More changes for people in Bendigo to help drought-stricken farmers this weekend

The huge response to the Buy a Bale campaign for drought-stricken farmers is set to continue this weekend, with the Bendigo Farmers Market among those raising funds.

The national campaign is being run by Rural Aid and its CEO Charles Alder says the group has been flat out.

Such has been the deluge of Australians contacting the group offering help and donations that the Buy a Bale website has crashed twice in 10 days.

Work has gone into making sure that does not happen again, Mr Alder said.

“It (the website) is fairly bullet-proof now, I would hope,” he said.

So far, the group’s corporate partners have raised $6 million alone.

Local Bunnings were among those who held sausage sizzles on Friday, while Woolworths has agreed to donate fresh food profits made on Saturday.

Staff at local Bunnings helped raise funds for Buy a Bale on Friday. Picture: Glenn Daniels

Staff at local Bunnings helped raise funds for Buy a Bale on Friday. Picture: Glenn Daniels

Among others looking to do their bit this weekend is the Bendigo Farmers Market, which will urge visitors to buy a raffle ticket on Sunday.

Market organisers will match each ticket sold, with the lot to be donated.

Last weekend’s Castlemaine Farmers Market raised $812.

Mr Alder encouraged people to keep donating.

“Contributions will be significant because we will be able to keep delivering food vouchers to hundreds of farming families over the next week or two,” he said.

“That will be a significant boost to those familys’ bottom lines. They can go to Woolies and spend their $500 or so and pay some bills for a while.”

Mr Alder said the amount of hay his group is helping move across the country is now equal to that shifted five years ago, when the original Buy a Bale campaign helped drought-affected Queensland farmers.

Bales are currently coming from all corners of Australia, including Victoria.

However, Mr Alder said sourcing stock feed is becoming more of a challenge.

The other challenge the group is now facing is how to address the long term impact of farmers who are getting rid of their livestock.

“We will probably find vast areas of New South Wales without much animal stock at all,” he said.

“The challenge then becomes about how families sustain themselves even with the government’s Farm Household Allowance.

“That’s only $12,000 a year and farmers don’t have enough money to reinvest in their properties. The quality of fences will break down, the cattle yards will break down and general maintenance will fall.

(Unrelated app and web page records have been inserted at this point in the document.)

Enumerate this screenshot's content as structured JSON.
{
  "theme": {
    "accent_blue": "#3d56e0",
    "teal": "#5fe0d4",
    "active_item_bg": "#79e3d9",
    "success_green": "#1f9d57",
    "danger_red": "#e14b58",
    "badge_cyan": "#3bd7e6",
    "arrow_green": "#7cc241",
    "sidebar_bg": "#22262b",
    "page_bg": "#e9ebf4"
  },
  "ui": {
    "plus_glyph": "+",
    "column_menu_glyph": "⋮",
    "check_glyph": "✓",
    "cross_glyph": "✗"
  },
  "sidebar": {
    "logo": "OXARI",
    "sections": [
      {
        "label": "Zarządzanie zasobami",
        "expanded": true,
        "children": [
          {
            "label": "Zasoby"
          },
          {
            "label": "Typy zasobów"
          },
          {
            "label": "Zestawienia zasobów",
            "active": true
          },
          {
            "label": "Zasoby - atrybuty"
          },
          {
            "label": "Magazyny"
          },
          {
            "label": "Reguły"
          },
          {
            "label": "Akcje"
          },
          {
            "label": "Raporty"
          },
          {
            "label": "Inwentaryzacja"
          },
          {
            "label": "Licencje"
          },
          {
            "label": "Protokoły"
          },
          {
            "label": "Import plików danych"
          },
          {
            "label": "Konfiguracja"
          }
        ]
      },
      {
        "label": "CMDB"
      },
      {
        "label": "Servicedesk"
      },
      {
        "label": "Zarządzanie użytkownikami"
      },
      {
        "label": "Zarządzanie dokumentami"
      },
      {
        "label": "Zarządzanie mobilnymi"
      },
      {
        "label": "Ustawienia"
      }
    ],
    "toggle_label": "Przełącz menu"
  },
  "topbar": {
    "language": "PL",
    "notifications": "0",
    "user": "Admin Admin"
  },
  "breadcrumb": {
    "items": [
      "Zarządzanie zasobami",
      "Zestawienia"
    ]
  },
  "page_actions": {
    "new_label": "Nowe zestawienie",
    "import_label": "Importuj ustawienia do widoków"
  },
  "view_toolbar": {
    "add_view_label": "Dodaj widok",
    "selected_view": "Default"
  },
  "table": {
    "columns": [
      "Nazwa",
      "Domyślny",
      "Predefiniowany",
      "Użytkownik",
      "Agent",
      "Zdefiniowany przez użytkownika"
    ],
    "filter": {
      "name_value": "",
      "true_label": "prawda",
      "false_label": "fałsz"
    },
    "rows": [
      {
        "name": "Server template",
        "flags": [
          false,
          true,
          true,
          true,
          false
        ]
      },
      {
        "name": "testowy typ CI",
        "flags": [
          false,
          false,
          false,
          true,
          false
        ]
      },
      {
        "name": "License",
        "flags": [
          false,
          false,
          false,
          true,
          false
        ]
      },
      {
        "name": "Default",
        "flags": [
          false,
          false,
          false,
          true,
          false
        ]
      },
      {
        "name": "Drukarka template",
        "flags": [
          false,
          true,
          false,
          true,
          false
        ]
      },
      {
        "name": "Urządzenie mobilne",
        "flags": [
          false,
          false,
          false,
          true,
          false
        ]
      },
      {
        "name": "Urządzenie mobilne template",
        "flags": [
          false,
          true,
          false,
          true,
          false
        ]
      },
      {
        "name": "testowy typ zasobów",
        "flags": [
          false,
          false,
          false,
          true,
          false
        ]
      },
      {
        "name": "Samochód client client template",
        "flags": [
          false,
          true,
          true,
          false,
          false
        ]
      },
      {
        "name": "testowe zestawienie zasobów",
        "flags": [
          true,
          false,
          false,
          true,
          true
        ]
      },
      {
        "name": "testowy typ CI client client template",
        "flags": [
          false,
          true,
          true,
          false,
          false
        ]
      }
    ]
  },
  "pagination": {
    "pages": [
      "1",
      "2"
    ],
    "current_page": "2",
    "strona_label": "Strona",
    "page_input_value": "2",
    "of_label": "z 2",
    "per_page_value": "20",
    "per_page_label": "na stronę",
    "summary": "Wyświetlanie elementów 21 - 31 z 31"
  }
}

“That’s one of the big issues we are looking at now – looking at some sort of rebuilding, infrastructure program for farmers.”